» **Information**:
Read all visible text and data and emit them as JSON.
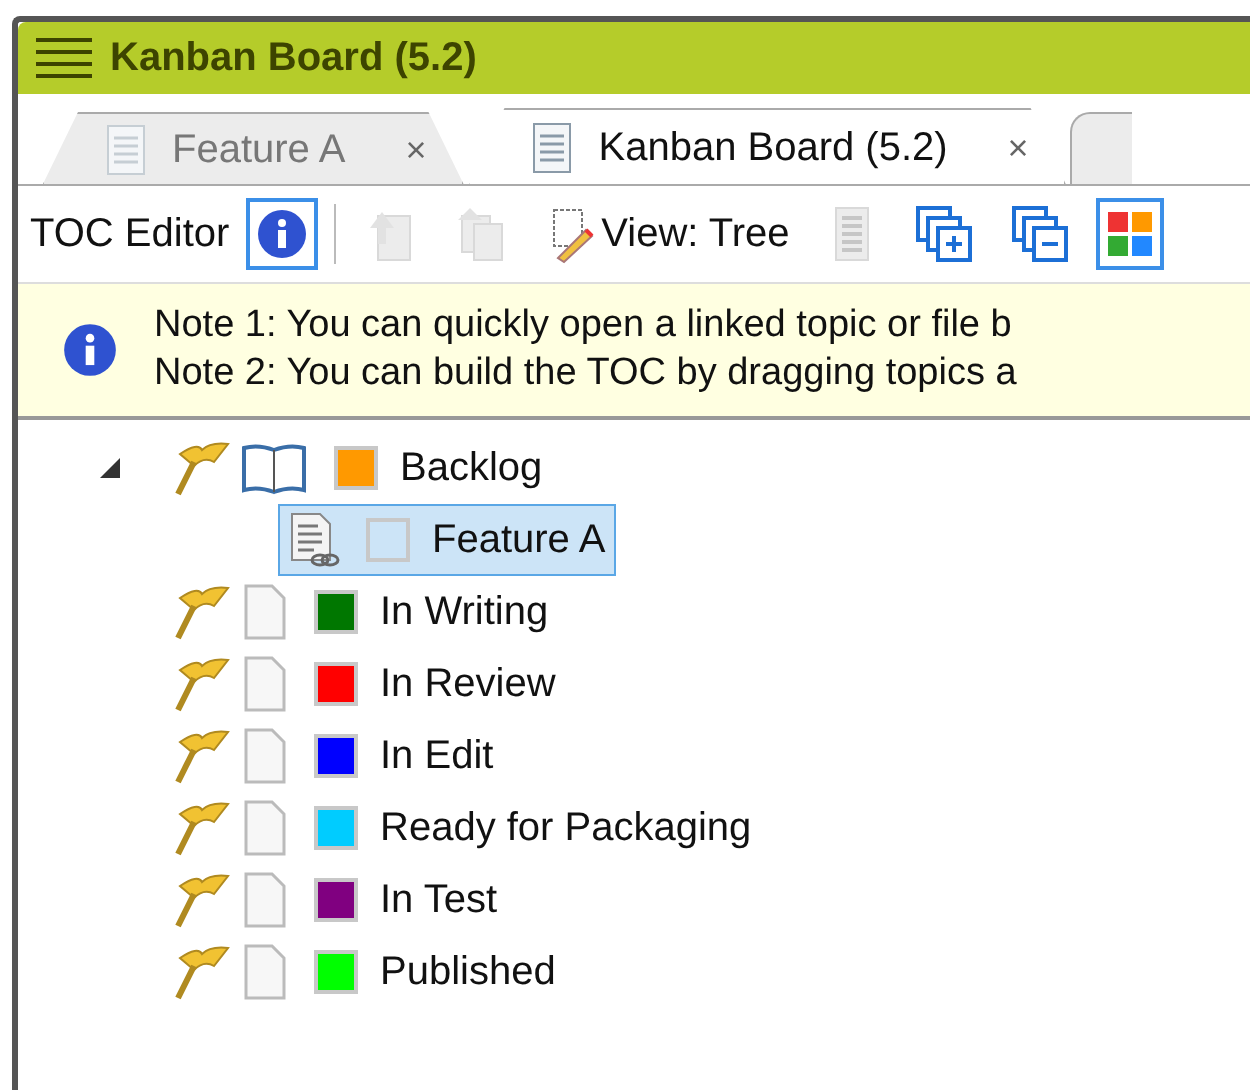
{
  "window": {
    "title": "Kanban Board (5.2)"
  },
  "tabs": [
    {
      "label": "Feature A",
      "selected": false,
      "close": "×"
    },
    {
      "label": "Kanban Board (5.2)",
      "selected": true,
      "close": "×"
    }
  ],
  "toolbar": {
    "label": "TOC Editor",
    "buttons": [
      {
        "kind": "info",
        "selected": true,
        "disabled": false
      },
      {
        "kind": "separator"
      },
      {
        "kind": "move-up",
        "selected": false,
        "disabled": true
      },
      {
        "kind": "move-down",
        "selected": false,
        "disabled": true
      },
      {
        "kind": "view",
        "label": "View: Tree",
        "selected": false,
        "disabled": false
      },
      {
        "kind": "list",
        "selected": false,
        "disabled": true
      },
      {
        "kind": "expand",
        "selected": false,
        "disabled": false
      },
      {
        "kind": "collapse",
        "selected": false,
        "disabled": false
      },
      {
        "kind": "colors",
        "selected": true,
        "disabled": false
      }
    ]
  },
  "notes": [
    "Note 1: You can quickly open a linked topic or file b",
    "Note 2: You can build the TOC by dragging topics a"
  ],
  "tree": [
    {
      "label": "Backlog",
      "kind": "book",
      "color": "#ff9900",
      "expanded": true,
      "selected": false,
      "children": [
        {
          "label": "Feature A",
          "kind": "linked-topic",
          "selected": true
        }
      ]
    },
    {
      "label": "In Writing",
      "kind": "page",
      "color": "#007700",
      "selected": false
    },
    {
      "label": "In Review",
      "kind": "page",
      "color": "#ff0000",
      "selected": false
    },
    {
      "label": "In Edit",
      "kind": "page",
      "color": "#0000ff",
      "selected": false
    },
    {
      "label": "Ready for Packaging",
      "kind": "page",
      "color": "#00ccff",
      "selected": false
    },
    {
      "label": "In Test",
      "kind": "page",
      "color": "#800080",
      "selected": false
    },
    {
      "label": "Published",
      "kind": "page",
      "color": "#00ff00",
      "selected": false
    }
  ]
}
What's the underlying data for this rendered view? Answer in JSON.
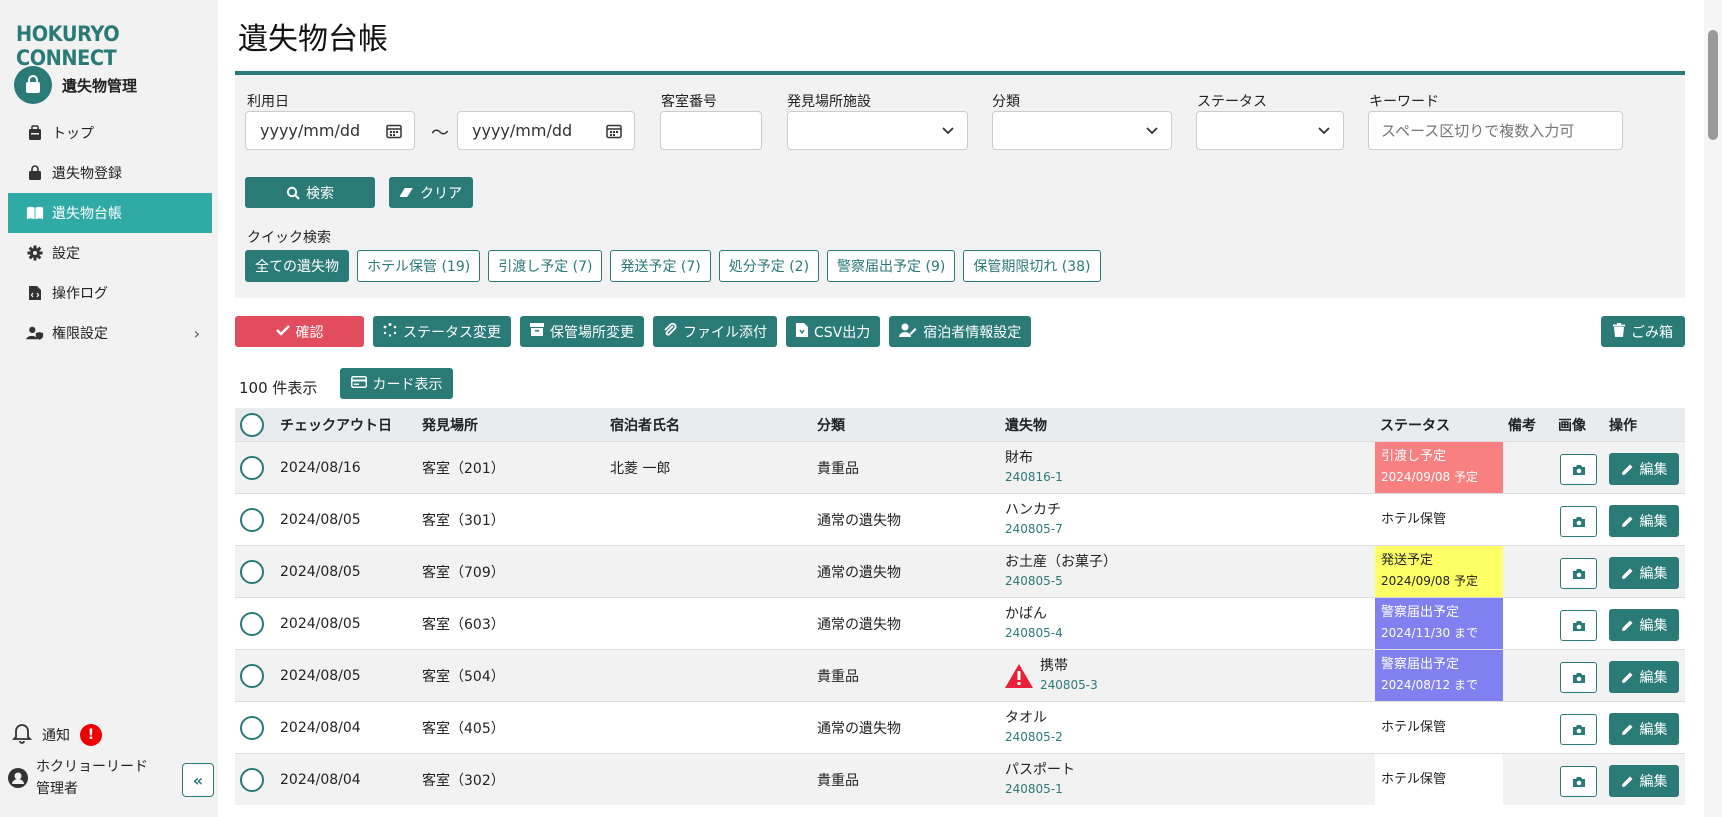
{
  "sidebar": {
    "brand": "HOKURYO CONNECT",
    "app_title": "遺失物管理",
    "items": [
      {
        "label": "トップ",
        "icon": "briefcase-icon"
      },
      {
        "label": "遺失物登録",
        "icon": "bag-icon"
      },
      {
        "label": "遺失物台帳",
        "icon": "book-icon",
        "active": true
      },
      {
        "label": "設定",
        "icon": "gear-icon"
      },
      {
        "label": "操作ログ",
        "icon": "file-code-icon"
      },
      {
        "label": "権限設定",
        "icon": "user-shield-icon"
      }
    ],
    "notify_label": "通知",
    "notify_badge": "!",
    "user_name_line1": "ホクリョーリード",
    "user_name_line2": "管理者",
    "collapse_label": "«"
  },
  "page": {
    "title": "遺失物台帳"
  },
  "filters": {
    "date_label": "利用日",
    "date_from_placeholder": "yyyy/mm/dd",
    "date_to_placeholder": "yyyy/mm/dd",
    "tilde": "～",
    "room_label": "客室番号",
    "facility_label": "発見場所施設",
    "category_label": "分類",
    "status_label": "ステータス",
    "keyword_label": "キーワード",
    "keyword_placeholder": "スペース区切りで複数入力可",
    "search_label": "検索",
    "clear_label": "クリア",
    "quick_label": "クイック検索",
    "chips": [
      "全ての遺失物",
      "ホテル保管 (19)",
      "引渡し予定 (7)",
      "発送予定 (7)",
      "処分予定 (2)",
      "警察届出予定 (9)",
      "保管期限切れ (38)"
    ]
  },
  "actions": {
    "confirm": "確認",
    "status_change": "ステータス変更",
    "storage_change": "保管場所変更",
    "file_attach": "ファイル添付",
    "csv": "CSV出力",
    "guest_info": "宿泊者情報設定",
    "trash": "ごみ箱"
  },
  "list": {
    "count_label": "100 件表示",
    "card_view_label": "カード表示"
  },
  "table": {
    "headers": {
      "checkout": "チェックアウト日",
      "place": "発見場所",
      "guest": "宿泊者氏名",
      "category": "分類",
      "item": "遺失物",
      "status": "ステータス",
      "note": "備考",
      "image": "画像",
      "ops": "操作"
    },
    "edit_label": "編集",
    "rows": [
      {
        "date": "2024/08/16",
        "place": "客室（201）",
        "guest": "北菱 一郎",
        "category": "貴重品",
        "item": "財布",
        "item_id": "240816-1",
        "status": "引渡し予定",
        "status_date": "2024/09/08 予定",
        "status_color": "#f98080",
        "status_text_color": "#fff",
        "warn": false
      },
      {
        "date": "2024/08/05",
        "place": "客室（301）",
        "guest": "",
        "category": "通常の遺失物",
        "item": "ハンカチ",
        "item_id": "240805-7",
        "status": "ホテル保管",
        "status_date": "",
        "status_color": "",
        "status_text_color": "#222",
        "warn": false
      },
      {
        "date": "2024/08/05",
        "place": "客室（709）",
        "guest": "",
        "category": "通常の遺失物",
        "item": "お土産（お菓子）",
        "item_id": "240805-5",
        "status": "発送予定",
        "status_date": "2024/09/08 予定",
        "status_color": "#ffff66",
        "status_text_color": "#222",
        "warn": false
      },
      {
        "date": "2024/08/05",
        "place": "客室（603）",
        "guest": "",
        "category": "通常の遺失物",
        "item": "かばん",
        "item_id": "240805-4",
        "status": "警察届出予定",
        "status_date": "2024/11/30 まで",
        "status_color": "#8080f0",
        "status_text_color": "#fff",
        "warn": false
      },
      {
        "date": "2024/08/05",
        "place": "客室（504）",
        "guest": "",
        "category": "貴重品",
        "item": "携帯",
        "item_id": "240805-3",
        "status": "警察届出予定",
        "status_date": "2024/08/12 まで",
        "status_color": "#8080f0",
        "status_text_color": "#fff",
        "warn": true
      },
      {
        "date": "2024/08/04",
        "place": "客室（405）",
        "guest": "",
        "category": "通常の遺失物",
        "item": "タオル",
        "item_id": "240805-2",
        "status": "ホテル保管",
        "status_date": "",
        "status_color": "",
        "status_text_color": "#222",
        "warn": false
      },
      {
        "date": "2024/08/04",
        "place": "客室（302）",
        "guest": "",
        "category": "貴重品",
        "item": "パスポート",
        "item_id": "240805-1",
        "status": "ホテル保管",
        "status_date": "",
        "status_color": "#fff",
        "status_text_color": "#222",
        "warn": false
      }
    ]
  },
  "colors": {
    "accent": "#2a7a78",
    "active_nav": "#30aaa5",
    "danger": "#e14d5e"
  }
}
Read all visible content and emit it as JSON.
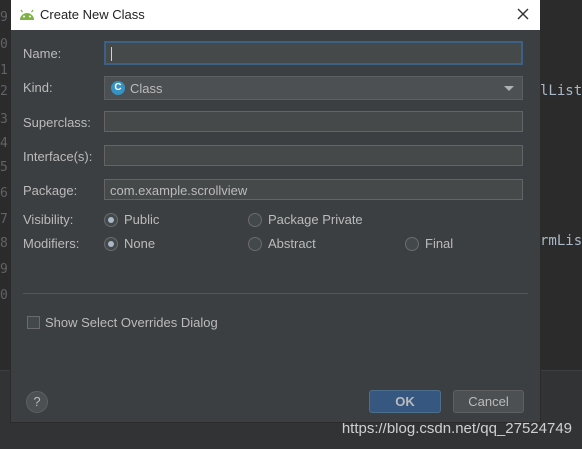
{
  "background": {
    "line_numbers": [
      "9",
      "0",
      "1",
      "2",
      "3",
      "4",
      "5",
      "6",
      "7",
      "8",
      "9",
      "0"
    ],
    "code_fragment_1": "lListe",
    "code_fragment_2": "rmList"
  },
  "dialog": {
    "title": "Create New Class",
    "fields": {
      "name_label": "Name:",
      "name_value": "",
      "kind_label": "Kind:",
      "kind_value": "Class",
      "kind_icon": "C",
      "superclass_label": "Superclass:",
      "superclass_value": "",
      "interfaces_label": "Interface(s):",
      "interfaces_value": "",
      "package_label": "Package:",
      "package_value": "com.example.scrollview"
    },
    "visibility": {
      "label": "Visibility:",
      "options": [
        {
          "label": "Public",
          "selected": true
        },
        {
          "label": "Package Private",
          "selected": false
        }
      ]
    },
    "modifiers": {
      "label": "Modifiers:",
      "options": [
        {
          "label": "None",
          "selected": true
        },
        {
          "label": "Abstract",
          "selected": false
        },
        {
          "label": "Final",
          "selected": false
        }
      ]
    },
    "overrides_checkbox_label": "Show Select Overrides Dialog",
    "help_label": "?",
    "ok_label": "OK",
    "cancel_label": "Cancel"
  },
  "watermark": "https://blog.csdn.net/qq_27524749",
  "colors": {
    "dialog_bg": "#3c3f41",
    "accent": "#365880",
    "focus_border": "#3d6185",
    "class_icon": "#3592c4"
  }
}
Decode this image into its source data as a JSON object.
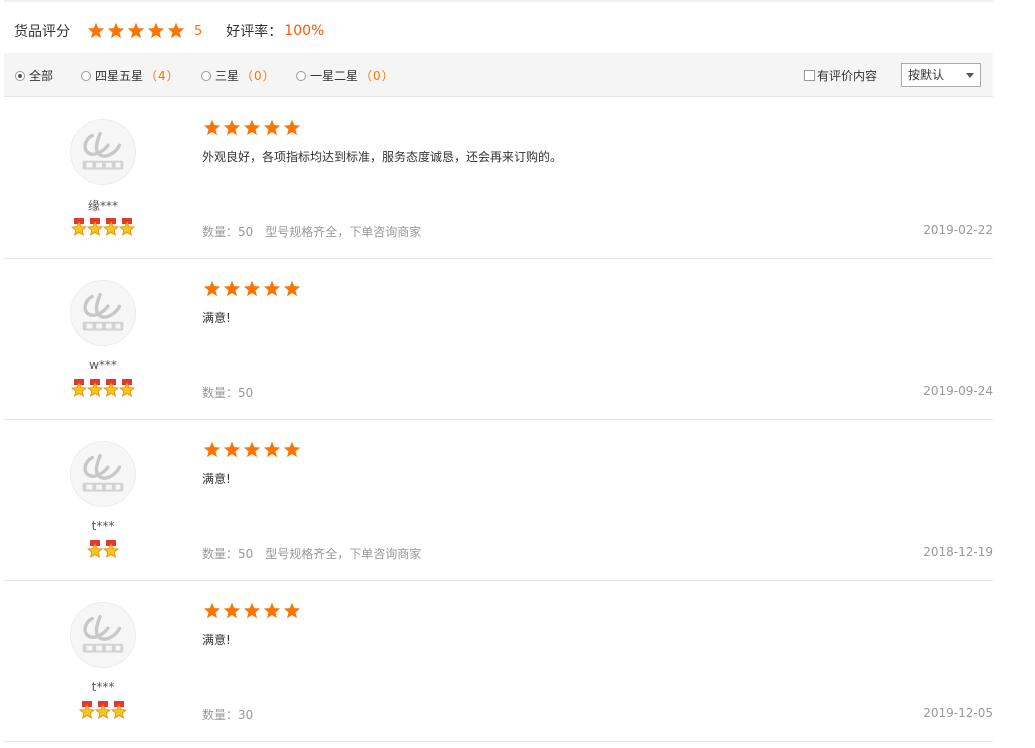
{
  "summary": {
    "label": "货品评分",
    "score": "5",
    "rate_label": "好评率：",
    "rate_value": "100%"
  },
  "filter": {
    "options": [
      {
        "label": "全部",
        "count": "",
        "selected": true
      },
      {
        "label": "四星五星",
        "count": "（4）",
        "selected": false
      },
      {
        "label": "三星",
        "count": "（0）",
        "selected": false
      },
      {
        "label": "一星二星",
        "count": "（0）",
        "selected": false
      }
    ],
    "has_content_label": "有评价内容",
    "sort_value": "按默认"
  },
  "colors": {
    "star": "#ff7300",
    "accent": "#ff5500",
    "muted": "#999999"
  },
  "reviews": [
    {
      "user": "缘***",
      "badge_count": 4,
      "stars": 5,
      "content": "外观良好，各项指标均达到标准，服务态度诚恳，还会再来订购的。",
      "quantity": "数量：50",
      "spec": "型号规格齐全，下单咨询商家",
      "date": "2019-02-22"
    },
    {
      "user": "w***",
      "badge_count": 4,
      "stars": 5,
      "content": "满意!",
      "quantity": "数量：50",
      "spec": "",
      "date": "2019-09-24"
    },
    {
      "user": "t***",
      "badge_count": 2,
      "stars": 5,
      "content": "满意!",
      "quantity": "数量：50",
      "spec": "型号规格齐全，下单咨询商家",
      "date": "2018-12-19"
    },
    {
      "user": "t***",
      "badge_count": 3,
      "stars": 5,
      "content": "满意!",
      "quantity": "数量：30",
      "spec": "",
      "date": "2019-12-05"
    }
  ]
}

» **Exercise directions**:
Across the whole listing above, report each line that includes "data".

» **Solved exercise**:
Read all visible text and data and emit them as JSON.
What's the underlying data for this rendered view? Answer in JSON.
Decode this image into its source data as a JSON object.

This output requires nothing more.